This is kind of like a green screen but probably less awesome :( Anyway, this allows me to swap in a background and I want to use these sky bases I liked from marishna
What it looks like the cloud base layer under the Clark "cut out" layer.
I put the second cloud base on top of the first cloud base layer. Then I change the Blending Mode for that second layer to "Darken". You can find the blending more by going to here and clicking down, where it'll give you a series of effect options. Finding out what they do is a matter of testing things out. Setting the layer to Darken will have "dark" things effect only light areas (like white), ignoring stuff like black.
I then go back and click on the first sky base (the "normal" blended one, not the "Darken" one). I want to change how bright the blue is because it looks to me like it's too obviously copy-pasted. Now I go up to Layer->New Adjustment Layer->Selective Colors. This window will open up. Since it's the blue I'm concerned about, going to Cyans/Blues and mess around with the numbers there.
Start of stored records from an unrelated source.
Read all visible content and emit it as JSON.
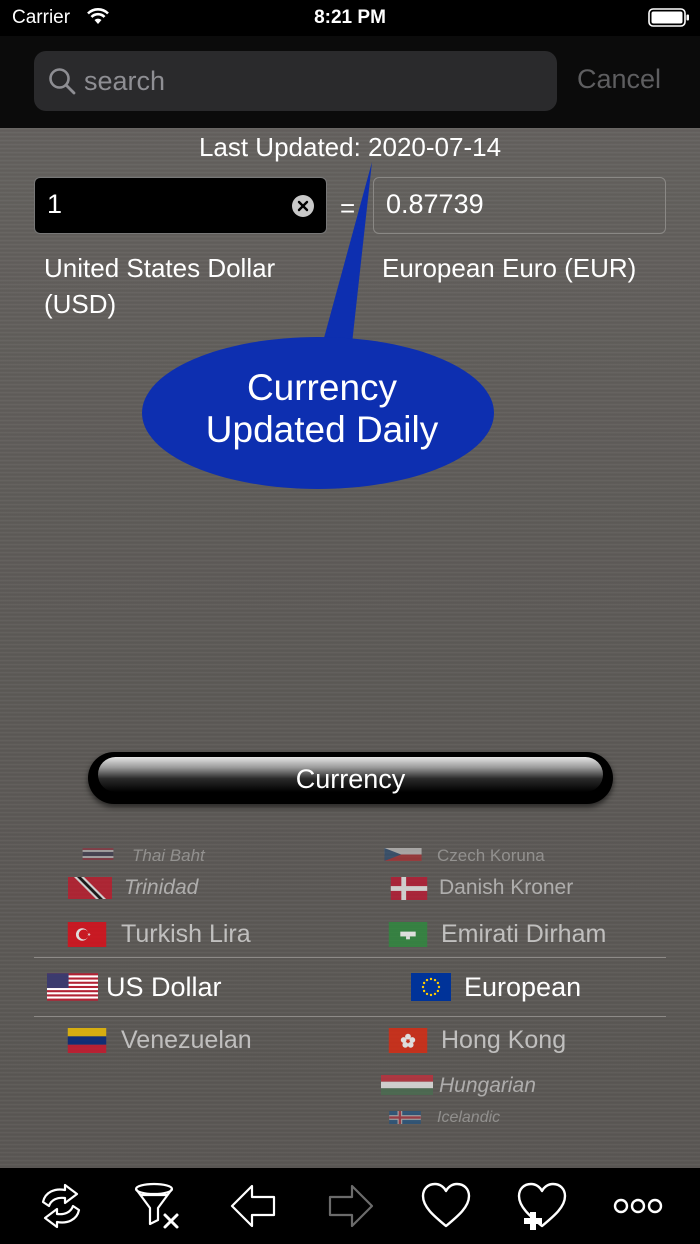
{
  "status_bar": {
    "carrier": "Carrier",
    "time": "8:21 PM"
  },
  "search": {
    "placeholder": "search",
    "value": "",
    "cancel_label": "Cancel"
  },
  "last_updated": "Last Updated: 2020-07-14",
  "converter": {
    "from_value": "1",
    "equals": "=",
    "to_value": "0.87739",
    "from_name_line1": "United States Dollar",
    "from_name_line2": "(USD)",
    "to_name": "European Euro (EUR)"
  },
  "callout": {
    "line1": "Currency",
    "line2": "Updated Daily"
  },
  "currency_button": "Currency",
  "picker": {
    "left": [
      "Thai Baht",
      "Trinidad",
      "Turkish Lira",
      "US Dollar",
      "Venezuelan"
    ],
    "right": [
      "Czech Koruna",
      "Danish Kroner",
      "Emirati Dirham",
      "European",
      "Hong Kong",
      "Hungarian",
      "Icelandic"
    ]
  },
  "tab_bar": {
    "items": [
      "refresh-icon",
      "clear-filter-icon",
      "back-arrow-icon",
      "forward-arrow-icon",
      "favorite-icon",
      "add-favorite-icon",
      "more-icon"
    ]
  }
}
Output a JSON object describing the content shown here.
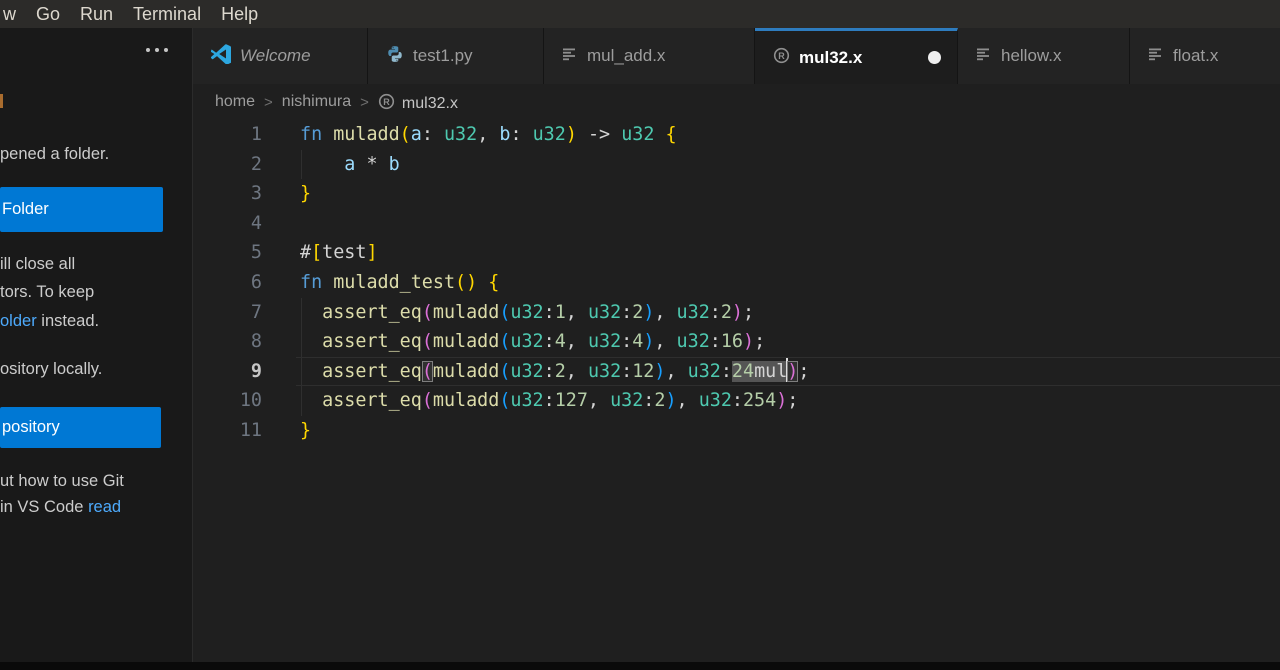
{
  "menubar": {
    "items": [
      "w",
      "Go",
      "Run",
      "Terminal",
      "Help"
    ]
  },
  "tabbar": {
    "tabs": [
      {
        "label": "Welcome",
        "icon": "vscode-logo",
        "italic": true,
        "active": false,
        "modified": false
      },
      {
        "label": "test1.py",
        "icon": "python",
        "italic": false,
        "active": false,
        "modified": false
      },
      {
        "label": "mul_add.x",
        "icon": "file-lines",
        "italic": false,
        "active": false,
        "modified": false
      },
      {
        "label": "mul32.x",
        "icon": "rust",
        "italic": false,
        "active": true,
        "modified": true
      },
      {
        "label": "hellow.x",
        "icon": "file-lines",
        "italic": false,
        "active": false,
        "modified": false
      },
      {
        "label": "float.x",
        "icon": "file-lines",
        "italic": false,
        "active": false,
        "modified": false
      }
    ]
  },
  "breadcrumb": {
    "items": [
      "home",
      "nishimura",
      "mul32.x"
    ],
    "last_item_icon": "rust"
  },
  "sidebar": {
    "text_opened_folder": "pened a folder.",
    "open_folder_button": "Folder",
    "text_close_1": "ill close all",
    "text_close_2": "tors. To keep",
    "text_close_3_link": "older",
    "text_close_3_rest": " instead.",
    "text_clone": "ository locally.",
    "clone_button": "pository",
    "text_git_1": "ut how to use Git",
    "text_git_2": "in VS Code ",
    "text_git_2_link": "read"
  },
  "editor": {
    "current_line": 9,
    "lines": [
      {
        "n": 1,
        "guide": false,
        "segs": [
          [
            "kw",
            "fn"
          ],
          [
            "pl",
            " "
          ],
          [
            "fn",
            "muladd"
          ],
          [
            "b1",
            "("
          ],
          [
            "var",
            "a"
          ],
          [
            "pl",
            ": "
          ],
          [
            "ty",
            "u32"
          ],
          [
            "pl",
            ", "
          ],
          [
            "var",
            "b"
          ],
          [
            "pl",
            ": "
          ],
          [
            "ty",
            "u32"
          ],
          [
            "b1",
            ")"
          ],
          [
            "pl",
            " -> "
          ],
          [
            "ty",
            "u32"
          ],
          [
            "pl",
            " "
          ],
          [
            "b1",
            "{"
          ]
        ]
      },
      {
        "n": 2,
        "guide": true,
        "segs": [
          [
            "pl",
            "    "
          ],
          [
            "var",
            "a"
          ],
          [
            "pl",
            " * "
          ],
          [
            "var",
            "b"
          ]
        ]
      },
      {
        "n": 3,
        "guide": false,
        "segs": [
          [
            "b1",
            "}"
          ]
        ]
      },
      {
        "n": 4,
        "guide": false,
        "segs": []
      },
      {
        "n": 5,
        "guide": false,
        "segs": [
          [
            "pl",
            "#"
          ],
          [
            "b1",
            "["
          ],
          [
            "pl",
            "test"
          ],
          [
            "b1",
            "]"
          ]
        ]
      },
      {
        "n": 6,
        "guide": false,
        "segs": [
          [
            "kw",
            "fn"
          ],
          [
            "pl",
            " "
          ],
          [
            "fn",
            "muladd_test"
          ],
          [
            "b1",
            "()"
          ],
          [
            "pl",
            " "
          ],
          [
            "b1",
            "{"
          ]
        ]
      },
      {
        "n": 7,
        "guide": true,
        "segs": [
          [
            "pl",
            "  "
          ],
          [
            "fn",
            "assert_eq"
          ],
          [
            "b2",
            "("
          ],
          [
            "fn",
            "muladd"
          ],
          [
            "b3",
            "("
          ],
          [
            "ty",
            "u32"
          ],
          [
            "pl",
            ":"
          ],
          [
            "num",
            "1"
          ],
          [
            "pl",
            ", "
          ],
          [
            "ty",
            "u32"
          ],
          [
            "pl",
            ":"
          ],
          [
            "num",
            "2"
          ],
          [
            "b3",
            ")"
          ],
          [
            "pl",
            ", "
          ],
          [
            "ty",
            "u32"
          ],
          [
            "pl",
            ":"
          ],
          [
            "num",
            "2"
          ],
          [
            "b2",
            ")"
          ],
          [
            "pl",
            ";"
          ]
        ]
      },
      {
        "n": 8,
        "guide": true,
        "segs": [
          [
            "pl",
            "  "
          ],
          [
            "fn",
            "assert_eq"
          ],
          [
            "b2",
            "("
          ],
          [
            "fn",
            "muladd"
          ],
          [
            "b3",
            "("
          ],
          [
            "ty",
            "u32"
          ],
          [
            "pl",
            ":"
          ],
          [
            "num",
            "4"
          ],
          [
            "pl",
            ", "
          ],
          [
            "ty",
            "u32"
          ],
          [
            "pl",
            ":"
          ],
          [
            "num",
            "4"
          ],
          [
            "b3",
            ")"
          ],
          [
            "pl",
            ", "
          ],
          [
            "ty",
            "u32"
          ],
          [
            "pl",
            ":"
          ],
          [
            "num",
            "16"
          ],
          [
            "b2",
            ")"
          ],
          [
            "pl",
            ";"
          ]
        ]
      },
      {
        "n": 9,
        "guide": true,
        "segs": [
          [
            "pl",
            "  "
          ],
          [
            "fn",
            "assert_eq"
          ],
          [
            "b2 bm",
            "("
          ],
          [
            "fn",
            "muladd"
          ],
          [
            "b3",
            "("
          ],
          [
            "ty",
            "u32"
          ],
          [
            "pl",
            ":"
          ],
          [
            "num",
            "2"
          ],
          [
            "pl",
            ", "
          ],
          [
            "ty",
            "u32"
          ],
          [
            "pl",
            ":"
          ],
          [
            "num",
            "12"
          ],
          [
            "b3",
            ")"
          ],
          [
            "pl",
            ", "
          ],
          [
            "ty",
            "u32"
          ],
          [
            "pl",
            ":"
          ],
          [
            "num sel",
            "24"
          ],
          [
            "pl sel",
            "mul"
          ],
          [
            "caret",
            ""
          ],
          [
            "b2 bm",
            ")"
          ],
          [
            "pl",
            ";"
          ]
        ]
      },
      {
        "n": 10,
        "guide": true,
        "segs": [
          [
            "pl",
            "  "
          ],
          [
            "fn",
            "assert_eq"
          ],
          [
            "b2",
            "("
          ],
          [
            "fn",
            "muladd"
          ],
          [
            "b3",
            "("
          ],
          [
            "ty",
            "u32"
          ],
          [
            "pl",
            ":"
          ],
          [
            "num",
            "127"
          ],
          [
            "pl",
            ", "
          ],
          [
            "ty",
            "u32"
          ],
          [
            "pl",
            ":"
          ],
          [
            "num",
            "2"
          ],
          [
            "b3",
            ")"
          ],
          [
            "pl",
            ", "
          ],
          [
            "ty",
            "u32"
          ],
          [
            "pl",
            ":"
          ],
          [
            "num",
            "254"
          ],
          [
            "b2",
            ")"
          ],
          [
            "pl",
            ";"
          ]
        ]
      },
      {
        "n": 11,
        "guide": false,
        "segs": [
          [
            "b1",
            "}"
          ]
        ]
      }
    ]
  },
  "colors": {
    "accent_button": "#0078d4",
    "link": "#4daafc",
    "active_tab_border": "#2e7cbe",
    "modified_dot": "#efefef",
    "keyword": "#569cd6",
    "function": "#dcdcaa",
    "type": "#4ec9b0",
    "number": "#b5cea8",
    "variable": "#9cdcfe",
    "punctuation": "#d4d4d4",
    "bracket_level1": "#ffd700",
    "bracket_level2": "#da70d6",
    "bracket_level3": "#179fff"
  }
}
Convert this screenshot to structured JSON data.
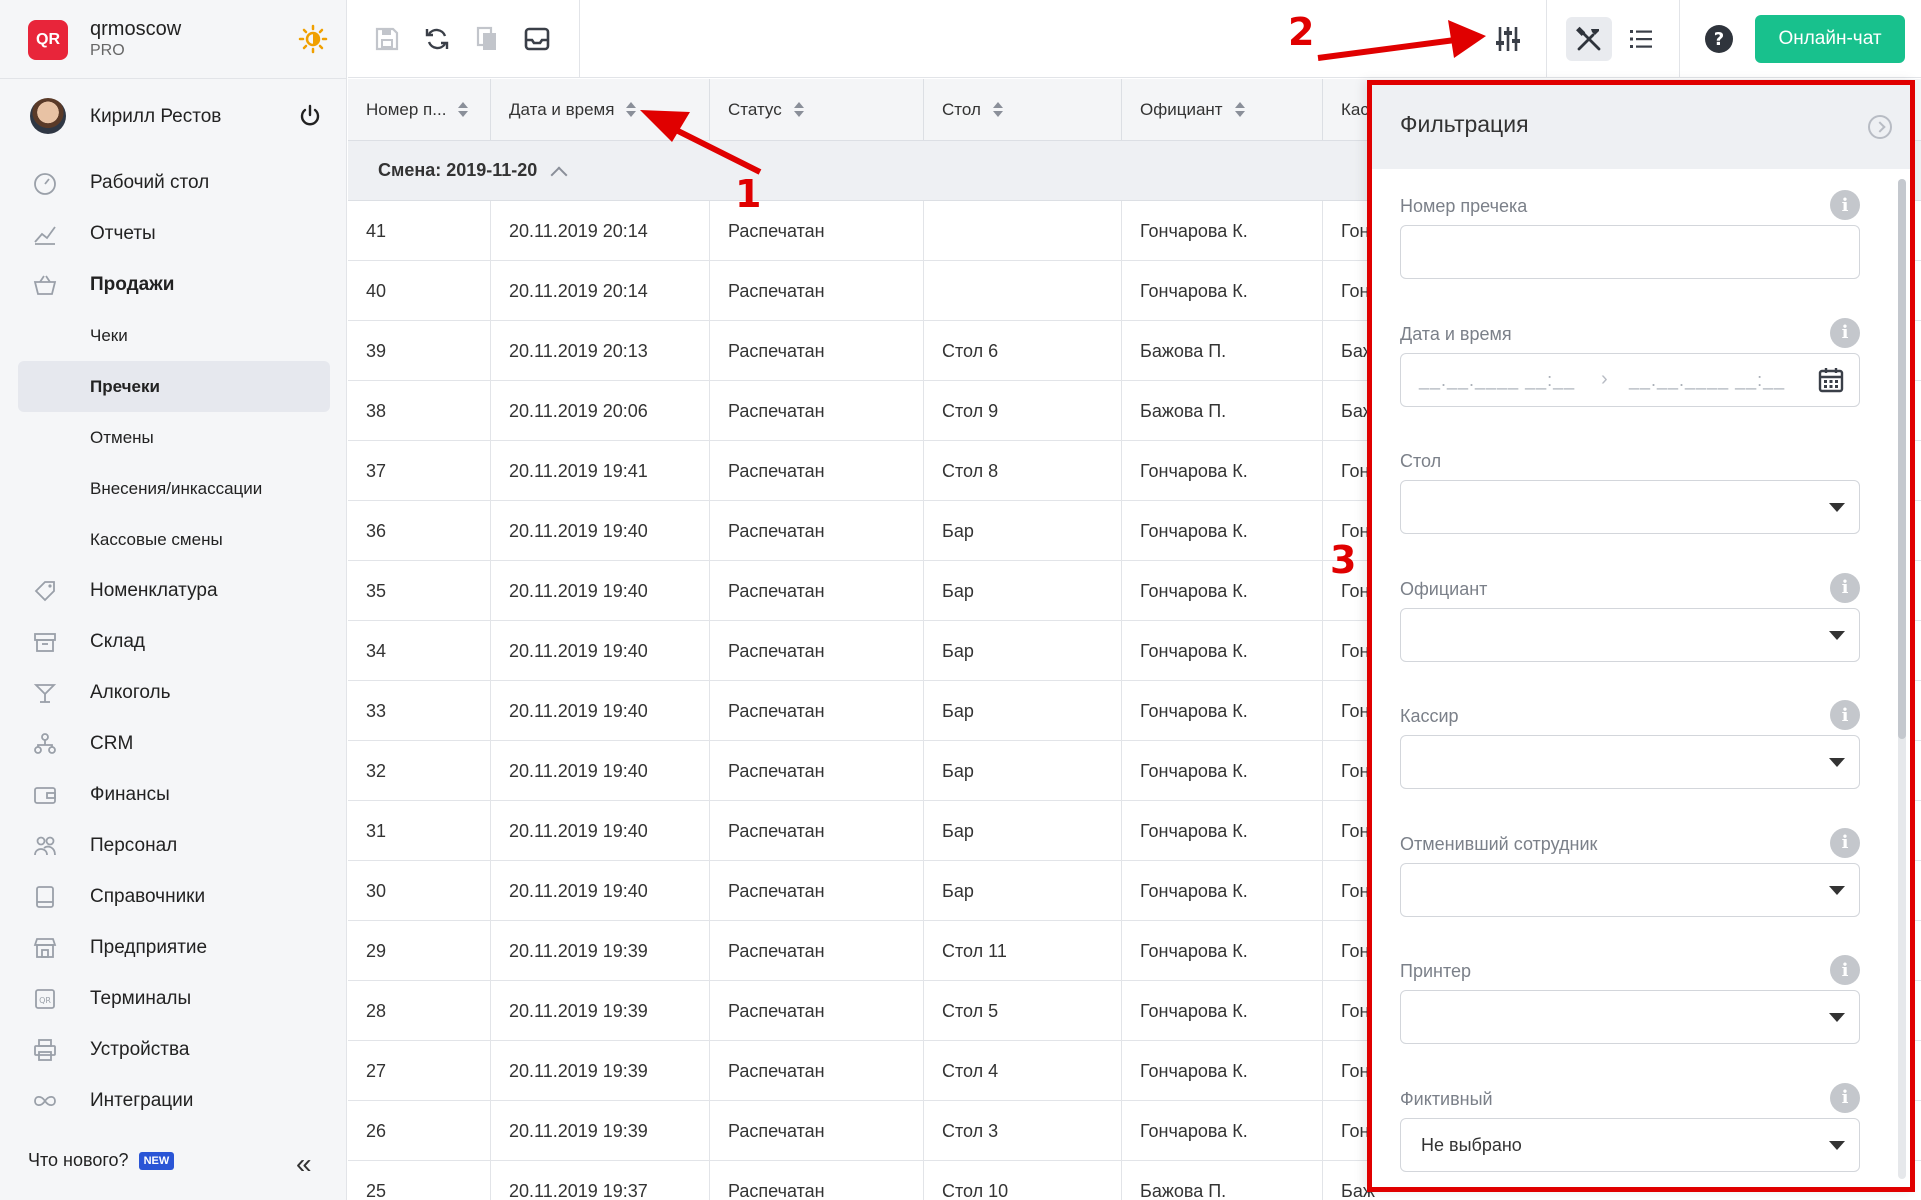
{
  "brand": {
    "name": "qrmoscow",
    "plan": "PRO",
    "logo": "QR"
  },
  "user": {
    "name": "Кирилл Рестов"
  },
  "nav": [
    {
      "label": "Рабочий стол",
      "icon": "dashboard-icon"
    },
    {
      "label": "Отчеты",
      "icon": "chart-icon"
    },
    {
      "label": "Продажи",
      "icon": "basket-icon"
    },
    {
      "label": "Чеки"
    },
    {
      "label": "Пречеки"
    },
    {
      "label": "Отмены"
    },
    {
      "label": "Внесения/инкассации"
    },
    {
      "label": "Кассовые смены"
    },
    {
      "label": "Номенклатура",
      "icon": "tag-icon"
    },
    {
      "label": "Склад",
      "icon": "box-icon"
    },
    {
      "label": "Алкоголь",
      "icon": "cocktail-icon"
    },
    {
      "label": "CRM",
      "icon": "crm-icon"
    },
    {
      "label": "Финансы",
      "icon": "wallet-icon"
    },
    {
      "label": "Персонал",
      "icon": "people-icon"
    },
    {
      "label": "Справочники",
      "icon": "book-icon"
    },
    {
      "label": "Предприятие",
      "icon": "store-icon"
    },
    {
      "label": "Терминалы",
      "icon": "qr-icon"
    },
    {
      "label": "Устройства",
      "icon": "printer-icon"
    },
    {
      "label": "Интеграции",
      "icon": "infinity-icon"
    }
  ],
  "footer": {
    "whats_new": "Что нового?",
    "badge": "NEW"
  },
  "toolbar": {
    "chat_label": "Онлайн-чат"
  },
  "table": {
    "columns": [
      "Номер п...",
      "Дата и время",
      "Статус",
      "Стол",
      "Официант",
      "Кас"
    ],
    "group_label": "Смена: 2019-11-20",
    "rows": [
      [
        "41",
        "20.11.2019 20:14",
        "Распечатан",
        "",
        "Гончарова К.",
        "Гон"
      ],
      [
        "40",
        "20.11.2019 20:14",
        "Распечатан",
        "",
        "Гончарова К.",
        "Гон"
      ],
      [
        "39",
        "20.11.2019 20:13",
        "Распечатан",
        "Стол 6",
        "Бажова П.",
        "Баж"
      ],
      [
        "38",
        "20.11.2019 20:06",
        "Распечатан",
        "Стол 9",
        "Бажова П.",
        "Баж"
      ],
      [
        "37",
        "20.11.2019 19:41",
        "Распечатан",
        "Стол 8",
        "Гончарова К.",
        "Гон"
      ],
      [
        "36",
        "20.11.2019 19:40",
        "Распечатан",
        "Бар",
        "Гончарова К.",
        "Гон"
      ],
      [
        "35",
        "20.11.2019 19:40",
        "Распечатан",
        "Бар",
        "Гончарова К.",
        "Гон"
      ],
      [
        "34",
        "20.11.2019 19:40",
        "Распечатан",
        "Бар",
        "Гончарова К.",
        "Гон"
      ],
      [
        "33",
        "20.11.2019 19:40",
        "Распечатан",
        "Бар",
        "Гончарова К.",
        "Гон"
      ],
      [
        "32",
        "20.11.2019 19:40",
        "Распечатан",
        "Бар",
        "Гончарова К.",
        "Гон"
      ],
      [
        "31",
        "20.11.2019 19:40",
        "Распечатан",
        "Бар",
        "Гончарова К.",
        "Гон"
      ],
      [
        "30",
        "20.11.2019 19:40",
        "Распечатан",
        "Бар",
        "Гончарова К.",
        "Гон"
      ],
      [
        "29",
        "20.11.2019 19:39",
        "Распечатан",
        "Стол 11",
        "Гончарова К.",
        "Гон"
      ],
      [
        "28",
        "20.11.2019 19:39",
        "Распечатан",
        "Стол 5",
        "Гончарова К.",
        "Гон"
      ],
      [
        "27",
        "20.11.2019 19:39",
        "Распечатан",
        "Стол 4",
        "Гончарова К.",
        "Гон"
      ],
      [
        "26",
        "20.11.2019 19:39",
        "Распечатан",
        "Стол 3",
        "Гончарова К.",
        "Гон"
      ],
      [
        "25",
        "20.11.2019 19:37",
        "Распечатан",
        "Стол 10",
        "Бажова П.",
        "Баж"
      ]
    ]
  },
  "filter": {
    "title": "Фильтрация",
    "fields": [
      {
        "label": "Номер пречека",
        "type": "text",
        "info": true,
        "value": ""
      },
      {
        "label": "Дата и время",
        "type": "daterange",
        "info": true,
        "mask": "__.__.____ __:__"
      },
      {
        "label": "Стол",
        "type": "select",
        "info": false,
        "value": ""
      },
      {
        "label": "Официант",
        "type": "select",
        "info": true,
        "value": ""
      },
      {
        "label": "Кассир",
        "type": "select",
        "info": true,
        "value": ""
      },
      {
        "label": "Отменивший сотрудник",
        "type": "select",
        "info": true,
        "value": ""
      },
      {
        "label": "Принтер",
        "type": "select",
        "info": true,
        "value": ""
      },
      {
        "label": "Фиктивный",
        "type": "select",
        "info": true,
        "value": "Не выбрано"
      }
    ]
  },
  "annotations": [
    "1",
    "2",
    "3"
  ],
  "colors": {
    "accent_green": "#18c18d",
    "annotation_red": "#e00000",
    "brand_red": "#e8253a",
    "badge_blue": "#2a55d6"
  }
}
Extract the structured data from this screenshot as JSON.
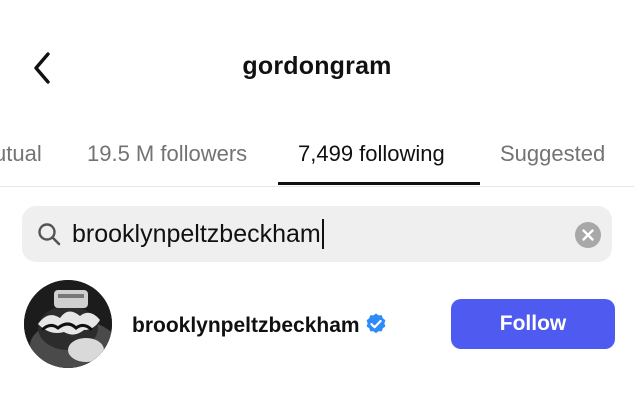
{
  "header": {
    "title": "gordongram",
    "back_icon": "chevron-left-icon"
  },
  "tabs": [
    {
      "label": "Mutual",
      "visible_text": "utual"
    },
    {
      "label": "19.5 M followers"
    },
    {
      "label": "7,499 following",
      "active": true
    },
    {
      "label": "Suggested"
    }
  ],
  "search": {
    "query": "brooklynpeltzbeckham",
    "search_icon": "search-icon",
    "clear_icon": "clear-icon"
  },
  "results": [
    {
      "username": "brooklynpeltzbeckham",
      "verified": true,
      "follow_label": "Follow"
    }
  ],
  "colors": {
    "accent": "#4f5bf0",
    "verified": "#2f8bf7",
    "muted_text": "#737373",
    "search_bg": "#efefef"
  }
}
For example, Cyans: -60%, +55%, -14%, -62%. Here is what's left.
Now going to try to change Clark himself. Adjustment levels=GOD. They're great because they will only affect one layer of the picture you've selected (make sure you select the "Group with Previous Layer") for it to do this. Clark is one layer, which means you can have other layers above and below him. What's over his layer order will cover him and what's under him won't. The point of adjustment levels is to make adjustments but have them be removable/able to be edited (instead of just going to Image->Adjustments and having it be permanent). Anyway, I go back to the Clark layer and make myself some adjustment levels. The first adjustment level is Image->New Adjustment Layer->Curves.
Curves are a more subtle way to change lighting than levels/brightness&contrast to me. For me, I like to use all of them just because. You can do multiple points on the line by clicking and dragging around, giving more control. But sometimes you can really get retarded results like this:
Next adjustment level is my Brightness/Contrast level. To do this, go to Image->New Adjustment Layer->Brightness/Contrast (make sure the "Group with Previous Layer" is selected). Having this selected means it'll show an arrow pointing down and you'll form a chain. This means all "grouped" adjustment levels are only hooked onto the Clark cut-out base. You can even cheat on icons and have the adjustment levels all done and just insert other bases into the "group base layer", in this case "Clark layer". OKAY ANYWAY. You get another window popping up, looking like this.
Here's what it looks like now:
Ignore the other adjustment layers (they were fixing up an arm I accidentally cropped off earlier and had to repast). Next I added some minor glow to make Clark now stand out too sharp. This is several layers just for certain sections. Color is #030662 and the layers are set to "Lighten". "Lighten" is the opposite of Darken: light colors will "fade" up dark colors and have no effect on light ones. Here's what the layers look like under "Normal" instead of "Lighten".
And now with all three layers changed to "Lighten". I used a mixture of feathered selecting with the lasso and gradient (gradient options are found by selecting the fill paint thing that looks like a tipping bucket and holding it until it shows "Gradient tool"). Gradients types and options can be found up in the top bar. The opacity on all three layers is changed until I think it's okay.
Next I had an Exclusion layer. Exclusion layers give neat effects so long as you keep the selected colors fairly dark. If I pick a light color, it'll end up looking weird.
So better to use darker colors for exclusion (I'm pretty gay for dark blue personally, but trying out different dark colors gets some neat results). I used #07092A for my exclusion layer, getting this. And pretty much done.
And that's how you get from to , more or less. Hopefully it helped. :D